In the fall of 1975, 55-year-old Ira H. Dishner, a "basically healthy man," according to his doctor, complained about sharp pains in his back and chest.
A month later, in November, his doctor's tentative diagnosis was verified: Dishner had mesothelioma, a rare cancer of the tissue surrounding the lungs. Chemical therapy slowed the fast-spreading cancer for a while, but on Dec. 16 of last year, Dishner died.
In a $3 million suit filed against Johns-Manville Corp., Dishner's estate claims the cancer was caused by asbestos manufactured by the firm and used at the Amoco refinery in Yorktown where Dishner had worked for 18 years.
The Dishner estate's attorney, Gene Locks, told the trial jury in U.S. District Judge Richard B. Kellam's court: "Asbestos killed him as surely as if he had been shot with a gun. The only difference is that it took longer."
The trial, now in its second week here, is being watched closely because it is the first of 40 cases involving more than 100 Virginians suing various asbestos producers and suppliers for more than $300 million.
Many of the plaintiffs are present or former workers at the Norfolk Naval Shipyard in nearby Portsmouth. Various studies going back to 1968 have identified shipyards - where asbestos is used extensively as insulation - as prime locations of asbestos-related disease.
But the plaintiffs' contention is the same in all the cases: Asbestos firms did not warn them - soon enough or adequately - about the hazards of asbestos. Many of the workers, now in their 50s, went to work at the shipyard in the 1940s during World War II.
Their stories, told in the legal language of depositions and in various medical reports, are filed in a third-floor office at the courthouse that is called the "asbestos room."
According to various accounts, the workers had only a dim awareness, if they had any at all, of what asbestos dust - made up of microscopically tiny, needle-shaped fibers that never decompose - could do to their bodies.
In the deposition he gave shortly before he died, Dishner said the only writing on asbestos packages he could recall was "the name John-Manville."
The plaintiffs contend that asbestos markers and suppliers not only failed to warn them, but actually concealed the extent of the hazards.
Dishner's lawyer, Locks, tried unsuccessfully to introduce minutes of various meetings of the Asbestos Textile Institute (of which Johns-Manville was a member). According to the minutes of the meeting, in March 1956, Dr. Kenneth Smith, medical director of the firm, "recommended very strongly" that the textile institute commission a study of the relationship of lung cancer to asbestos.
The institute, by a 6-to-2 vote, rejected such a study. "There is a feeling among certain members that such an investigation would stir up a hornet's nest and put the whole industry under suspicion," the minutes said.
But there is another side - the asbestos makers' - and that too is found in folders in the asbestos room.
For example, John-Manville supplied reproduction of all the warning labels it has used on its asbestos products since 1964.
There is the conclusion of a 1974 study commissioned by the Amoco refinery where Dishner was employed: "Workers who are required to work with asbestos-containing insulation are not likely to be exposed to concentrations of asbestos fibers in excess of the ceiling limit . . ."
As for the 1950s or earlier, when many of the plaintiffs began their exposure to asbestos dust, the companies argue that "the state of the art" did not indicate any more precautions than were taken.
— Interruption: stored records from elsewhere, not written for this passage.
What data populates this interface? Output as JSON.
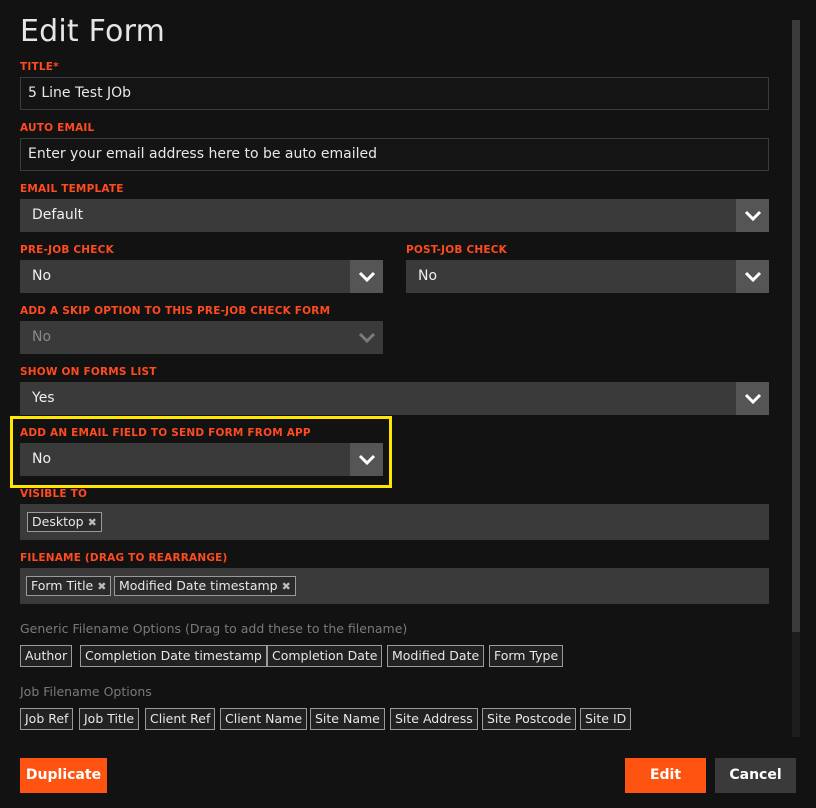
{
  "title": "Edit Form",
  "fields": {
    "title": {
      "label": "TITLE*",
      "value": "5 Line Test JOb"
    },
    "auto_email": {
      "label": "AUTO EMAIL",
      "placeholder": "Enter your email address here to be auto emailed"
    },
    "email_template": {
      "label": "EMAIL TEMPLATE",
      "value": "Default"
    },
    "pre_job_check": {
      "label": "PRE-JOB CHECK",
      "value": "No"
    },
    "post_job_check": {
      "label": "POST-JOB CHECK",
      "value": "No"
    },
    "skip_option": {
      "label": "ADD A SKIP OPTION TO THIS PRE-JOB CHECK FORM",
      "value": "No"
    },
    "show_on_forms_list": {
      "label": "SHOW ON FORMS LIST",
      "value": "Yes"
    },
    "email_field": {
      "label": "ADD AN EMAIL FIELD TO SEND FORM FROM APP",
      "value": "No"
    },
    "visible_to": {
      "label": "VISIBLE TO",
      "tags": [
        "Desktop"
      ]
    },
    "filename": {
      "label": "FILENAME (DRAG TO REARRANGE)",
      "tags": [
        "Form Title",
        "Modified Date timestamp"
      ]
    }
  },
  "generic_options": {
    "label": "Generic Filename Options (Drag to add these to the filename)",
    "items": [
      "Author",
      "Completion Date timestamp",
      "Completion Date",
      "Modified Date",
      "Form Type"
    ]
  },
  "job_options": {
    "label": "Job Filename Options",
    "items": [
      "Job Ref",
      "Job Title",
      "Client Ref",
      "Client Name",
      "Site Name",
      "Site Address",
      "Site Postcode",
      "Site ID"
    ]
  },
  "tag_remove_symbol": "✖",
  "buttons": {
    "duplicate": "Duplicate",
    "edit": "Edit",
    "cancel": "Cancel"
  },
  "colors": {
    "accent": "#ff5312",
    "label": "#ff4b1f",
    "highlight": "#ffe600"
  }
}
They contend that it was not until the mid-to late-1960s - after Dr. Irving J. Selikoff of Mount Sinai Hospital in New York published extensive documentation of asbestos as an occupational hazard - that they had evidence to justify more stringent precautions.
One of the nagging question - whether the companies' warnings were adequate - was dramatized during testimony at the Dishner trial last week. Frank Davenport, who works for a construction firm at the Amoco refinery, was asked by one of Dishner's lawyers, Robert R. Hatten: "Have you ever seen a warning or caution label on packaging?" "No," Davenport said.
Johns-Manville lawyer Robert M. Hughes III showed Davenport a photograph of a Johns-Manville asbestos carton with a warning in blue letters.
"Do you see the word "caution?" "Yes," Davenport said.
"Having looked at the photograph," Hughes said, "are you prepared to say that warning wasn't on the packages of Thermobestos (a Johns-Manville product used to insulate pipe at the refinery?"
"You misunderstand me," Davenport said. "I didn't say it wasn't on it. I didn't see it."
Last week, Judge Kellam dealt a damaging blow to Dishner's case. He ruled that Dishner's lawyers could not introduce evidence that Johnsville "fraudulently concealed" asbestos hazards as far back as 1949.
Kellam's decision means that Dishner's case will be limited by two-year statute of limitations in Virginia. Under that limitation, Dishner's lawyers will be able only to claim that the firm was liable from March 1975 - six months before Dishner, ill with mesothelioma, retired.
The Johns-Manville lawyers, when they present their case, are expected to argue that by that time, the hazards of asbestos were so widely known that the firm had no duty to warn Dishner.
Most of the asbestos cases, even though they involve Virginia law, have been assigned to federal court because the plaintiffs and defendants are from different states.